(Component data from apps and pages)
· · · · · · ·

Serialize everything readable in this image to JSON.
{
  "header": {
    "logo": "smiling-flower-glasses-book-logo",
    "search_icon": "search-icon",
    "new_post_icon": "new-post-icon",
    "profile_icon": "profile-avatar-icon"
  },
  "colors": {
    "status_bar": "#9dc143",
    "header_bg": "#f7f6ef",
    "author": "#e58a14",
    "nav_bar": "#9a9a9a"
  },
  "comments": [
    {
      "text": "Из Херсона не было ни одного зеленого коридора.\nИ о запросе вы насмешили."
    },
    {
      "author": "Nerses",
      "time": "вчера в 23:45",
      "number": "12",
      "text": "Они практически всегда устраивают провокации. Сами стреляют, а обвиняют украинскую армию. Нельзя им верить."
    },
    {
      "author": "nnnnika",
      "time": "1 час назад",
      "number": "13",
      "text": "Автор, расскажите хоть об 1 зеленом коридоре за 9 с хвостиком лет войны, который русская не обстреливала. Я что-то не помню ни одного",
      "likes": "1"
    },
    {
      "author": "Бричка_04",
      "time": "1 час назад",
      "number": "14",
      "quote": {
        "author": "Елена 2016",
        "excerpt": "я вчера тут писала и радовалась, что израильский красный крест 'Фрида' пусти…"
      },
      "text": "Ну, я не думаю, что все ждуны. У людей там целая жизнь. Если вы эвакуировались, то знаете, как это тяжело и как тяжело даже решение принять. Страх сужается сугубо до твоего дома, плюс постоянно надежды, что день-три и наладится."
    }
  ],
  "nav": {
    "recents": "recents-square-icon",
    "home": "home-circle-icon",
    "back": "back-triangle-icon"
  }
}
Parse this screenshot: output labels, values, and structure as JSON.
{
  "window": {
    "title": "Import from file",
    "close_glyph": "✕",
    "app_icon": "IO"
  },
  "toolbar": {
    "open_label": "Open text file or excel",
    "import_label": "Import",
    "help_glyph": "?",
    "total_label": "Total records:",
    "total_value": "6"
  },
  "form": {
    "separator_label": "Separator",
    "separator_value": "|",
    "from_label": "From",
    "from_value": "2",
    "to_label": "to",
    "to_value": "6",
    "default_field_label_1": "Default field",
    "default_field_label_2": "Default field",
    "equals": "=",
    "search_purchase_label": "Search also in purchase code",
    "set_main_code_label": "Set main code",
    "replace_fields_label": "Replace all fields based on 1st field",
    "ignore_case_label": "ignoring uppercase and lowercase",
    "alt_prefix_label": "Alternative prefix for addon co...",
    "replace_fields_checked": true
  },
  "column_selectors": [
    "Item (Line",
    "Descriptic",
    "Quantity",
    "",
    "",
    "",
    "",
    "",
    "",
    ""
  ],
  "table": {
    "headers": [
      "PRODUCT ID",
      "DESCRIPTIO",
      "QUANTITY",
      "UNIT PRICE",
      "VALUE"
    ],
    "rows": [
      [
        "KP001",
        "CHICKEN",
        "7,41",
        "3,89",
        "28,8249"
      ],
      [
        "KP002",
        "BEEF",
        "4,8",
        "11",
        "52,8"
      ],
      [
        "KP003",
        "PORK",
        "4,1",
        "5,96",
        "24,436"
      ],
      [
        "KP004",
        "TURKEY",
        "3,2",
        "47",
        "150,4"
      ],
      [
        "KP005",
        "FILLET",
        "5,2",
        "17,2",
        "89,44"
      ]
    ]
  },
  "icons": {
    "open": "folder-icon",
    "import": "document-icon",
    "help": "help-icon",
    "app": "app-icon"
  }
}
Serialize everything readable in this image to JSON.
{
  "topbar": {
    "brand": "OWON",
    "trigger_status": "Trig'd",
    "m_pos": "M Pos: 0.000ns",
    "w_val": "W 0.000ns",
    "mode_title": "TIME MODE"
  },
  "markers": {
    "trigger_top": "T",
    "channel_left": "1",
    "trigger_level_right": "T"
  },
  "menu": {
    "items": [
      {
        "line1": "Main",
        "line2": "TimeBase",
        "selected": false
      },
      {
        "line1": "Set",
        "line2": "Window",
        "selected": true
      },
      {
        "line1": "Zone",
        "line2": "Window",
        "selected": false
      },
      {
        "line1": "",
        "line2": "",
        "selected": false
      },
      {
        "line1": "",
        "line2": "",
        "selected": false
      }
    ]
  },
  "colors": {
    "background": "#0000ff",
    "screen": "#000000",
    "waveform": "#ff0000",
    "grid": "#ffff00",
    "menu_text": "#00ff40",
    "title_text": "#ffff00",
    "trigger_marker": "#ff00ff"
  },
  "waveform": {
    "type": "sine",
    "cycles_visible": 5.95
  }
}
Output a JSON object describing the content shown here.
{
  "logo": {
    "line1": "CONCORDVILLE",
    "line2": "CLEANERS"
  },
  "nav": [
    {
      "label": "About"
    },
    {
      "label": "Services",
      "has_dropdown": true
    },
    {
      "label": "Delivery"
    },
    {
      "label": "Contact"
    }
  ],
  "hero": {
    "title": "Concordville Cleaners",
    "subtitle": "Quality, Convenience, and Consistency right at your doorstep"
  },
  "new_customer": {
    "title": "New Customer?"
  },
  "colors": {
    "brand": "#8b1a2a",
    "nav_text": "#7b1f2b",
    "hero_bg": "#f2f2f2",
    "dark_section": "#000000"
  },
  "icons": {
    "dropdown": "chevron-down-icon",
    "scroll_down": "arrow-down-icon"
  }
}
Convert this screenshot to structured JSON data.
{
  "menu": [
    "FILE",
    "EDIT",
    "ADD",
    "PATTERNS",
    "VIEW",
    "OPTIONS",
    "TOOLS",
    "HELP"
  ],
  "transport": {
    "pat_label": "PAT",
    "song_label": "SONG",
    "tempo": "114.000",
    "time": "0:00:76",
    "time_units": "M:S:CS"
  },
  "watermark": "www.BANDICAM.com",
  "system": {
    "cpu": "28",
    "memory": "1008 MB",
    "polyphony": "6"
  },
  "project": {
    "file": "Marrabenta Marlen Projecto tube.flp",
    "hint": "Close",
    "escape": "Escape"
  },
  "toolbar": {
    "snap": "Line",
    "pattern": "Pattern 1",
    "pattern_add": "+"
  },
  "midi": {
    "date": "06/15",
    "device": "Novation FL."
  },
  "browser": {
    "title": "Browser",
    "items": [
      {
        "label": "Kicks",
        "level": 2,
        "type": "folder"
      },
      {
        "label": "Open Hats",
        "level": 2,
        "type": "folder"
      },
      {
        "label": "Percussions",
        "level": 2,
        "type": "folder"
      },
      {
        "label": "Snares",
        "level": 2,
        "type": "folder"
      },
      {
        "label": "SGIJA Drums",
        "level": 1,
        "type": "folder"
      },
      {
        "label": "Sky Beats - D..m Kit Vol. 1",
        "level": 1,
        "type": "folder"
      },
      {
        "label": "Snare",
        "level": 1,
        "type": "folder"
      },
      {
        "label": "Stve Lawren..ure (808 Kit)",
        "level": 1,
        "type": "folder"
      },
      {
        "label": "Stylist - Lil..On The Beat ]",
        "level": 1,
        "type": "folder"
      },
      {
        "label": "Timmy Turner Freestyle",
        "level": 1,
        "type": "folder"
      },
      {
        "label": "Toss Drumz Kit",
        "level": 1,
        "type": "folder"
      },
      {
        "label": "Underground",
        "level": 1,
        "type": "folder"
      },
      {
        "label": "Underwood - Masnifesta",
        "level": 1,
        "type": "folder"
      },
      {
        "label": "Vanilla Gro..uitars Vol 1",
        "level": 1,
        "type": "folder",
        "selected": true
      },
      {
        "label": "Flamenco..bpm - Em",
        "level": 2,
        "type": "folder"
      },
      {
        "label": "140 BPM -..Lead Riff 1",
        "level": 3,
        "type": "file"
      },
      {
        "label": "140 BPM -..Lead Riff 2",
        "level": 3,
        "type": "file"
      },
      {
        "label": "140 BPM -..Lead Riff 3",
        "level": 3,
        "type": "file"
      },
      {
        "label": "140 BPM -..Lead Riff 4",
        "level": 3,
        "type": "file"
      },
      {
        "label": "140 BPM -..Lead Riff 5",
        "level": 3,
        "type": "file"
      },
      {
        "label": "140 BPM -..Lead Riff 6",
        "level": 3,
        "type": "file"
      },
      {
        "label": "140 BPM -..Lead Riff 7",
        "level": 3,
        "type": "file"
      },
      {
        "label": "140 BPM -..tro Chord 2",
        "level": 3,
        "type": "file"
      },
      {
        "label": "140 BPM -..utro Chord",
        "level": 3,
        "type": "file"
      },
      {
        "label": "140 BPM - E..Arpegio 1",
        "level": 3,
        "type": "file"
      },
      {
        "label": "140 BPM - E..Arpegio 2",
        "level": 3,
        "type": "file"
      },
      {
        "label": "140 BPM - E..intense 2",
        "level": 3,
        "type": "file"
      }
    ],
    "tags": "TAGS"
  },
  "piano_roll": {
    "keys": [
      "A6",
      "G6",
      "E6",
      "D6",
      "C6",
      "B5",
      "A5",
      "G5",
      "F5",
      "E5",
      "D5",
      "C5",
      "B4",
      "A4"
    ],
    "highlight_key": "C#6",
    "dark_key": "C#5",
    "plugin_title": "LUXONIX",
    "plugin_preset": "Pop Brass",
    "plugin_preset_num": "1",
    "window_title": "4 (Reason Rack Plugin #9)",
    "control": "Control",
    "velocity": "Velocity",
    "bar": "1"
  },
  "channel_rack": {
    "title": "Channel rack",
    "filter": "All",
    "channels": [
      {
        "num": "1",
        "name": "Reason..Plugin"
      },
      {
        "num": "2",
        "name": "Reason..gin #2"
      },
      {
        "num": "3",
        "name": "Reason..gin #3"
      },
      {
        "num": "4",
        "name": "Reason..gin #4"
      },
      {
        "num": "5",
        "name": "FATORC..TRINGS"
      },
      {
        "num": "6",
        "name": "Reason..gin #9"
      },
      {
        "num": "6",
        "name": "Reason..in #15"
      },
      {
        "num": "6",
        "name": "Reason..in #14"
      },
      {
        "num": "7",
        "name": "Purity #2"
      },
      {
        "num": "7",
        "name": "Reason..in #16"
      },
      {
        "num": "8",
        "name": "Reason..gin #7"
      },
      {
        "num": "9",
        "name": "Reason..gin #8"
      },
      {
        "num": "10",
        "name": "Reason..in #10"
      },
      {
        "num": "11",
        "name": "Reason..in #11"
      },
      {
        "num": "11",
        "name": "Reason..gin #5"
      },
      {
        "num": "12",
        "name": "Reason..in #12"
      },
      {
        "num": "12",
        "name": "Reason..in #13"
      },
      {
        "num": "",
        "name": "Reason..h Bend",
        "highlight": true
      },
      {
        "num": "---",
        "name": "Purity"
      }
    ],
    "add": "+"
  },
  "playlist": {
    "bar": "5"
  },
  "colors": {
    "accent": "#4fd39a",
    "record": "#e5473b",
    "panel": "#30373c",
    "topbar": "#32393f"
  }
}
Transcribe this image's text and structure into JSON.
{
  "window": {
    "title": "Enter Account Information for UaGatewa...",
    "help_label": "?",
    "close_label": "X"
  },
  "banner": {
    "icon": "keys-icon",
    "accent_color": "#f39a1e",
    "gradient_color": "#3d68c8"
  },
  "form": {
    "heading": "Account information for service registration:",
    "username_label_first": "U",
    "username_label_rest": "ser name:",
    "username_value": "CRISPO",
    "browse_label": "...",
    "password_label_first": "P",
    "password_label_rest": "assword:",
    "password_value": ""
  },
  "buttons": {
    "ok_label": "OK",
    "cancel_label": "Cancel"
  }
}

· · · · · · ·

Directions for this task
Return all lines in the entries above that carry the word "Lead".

Output of the task
        "label": "140 BPM -..Lead Riff 1",
        "label": "140 BPM -..Lead Riff 2",
        "label": "140 BPM -..Lead Riff 3",
        "label": "140 BPM -..Lead Riff 4",
        "label": "140 BPM -..Lead Riff 5",
        "label": "140 BPM -..Lead Riff 6",
        "label": "140 BPM -..Lead Riff 7",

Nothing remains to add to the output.